Leave the images aside and output every entry exactly.

[Source data Boundary: Start]

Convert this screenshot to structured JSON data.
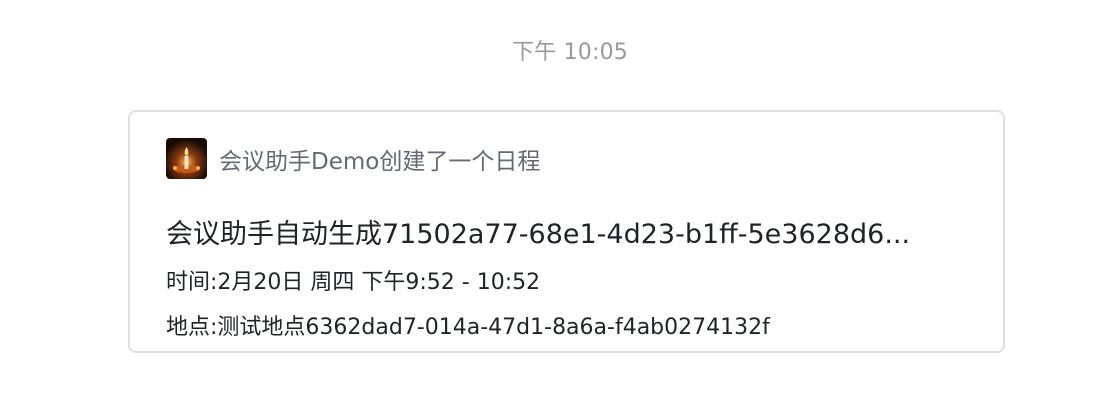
{
  "timestamp": "下午 10:05",
  "card": {
    "avatar_icon": "candle-avatar-icon",
    "header": "会议助手Demo创建了一个日程",
    "title": "会议助手自动生成71502a77-68e1-4d23-b1ff-5e3628d6...",
    "time_label": "时间:",
    "time_value": "2月20日 周四 下午9:52 - 10:52",
    "place_label": "地点:",
    "place_value": "测试地点6362dad7-014a-47d1-8a6a-f4ab0274132f"
  }
}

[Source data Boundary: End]

Answer to this exercise.
Convert this screenshot to structured JSON data.
{
  "timestamp": "下午 10:05",
  "card": {
    "avatar_icon": "candle-avatar-icon",
    "header": "会议助手Demo创建了一个日程",
    "title": "会议助手自动生成71502a77-68e1-4d23-b1ff-5e3628d6...",
    "time_label": "时间:",
    "time_value": "2月20日 周四 下午9:52 - 10:52",
    "place_label": "地点:",
    "place_value": "测试地点6362dad7-014a-47d1-8a6a-f4ab0274132f"
  }
}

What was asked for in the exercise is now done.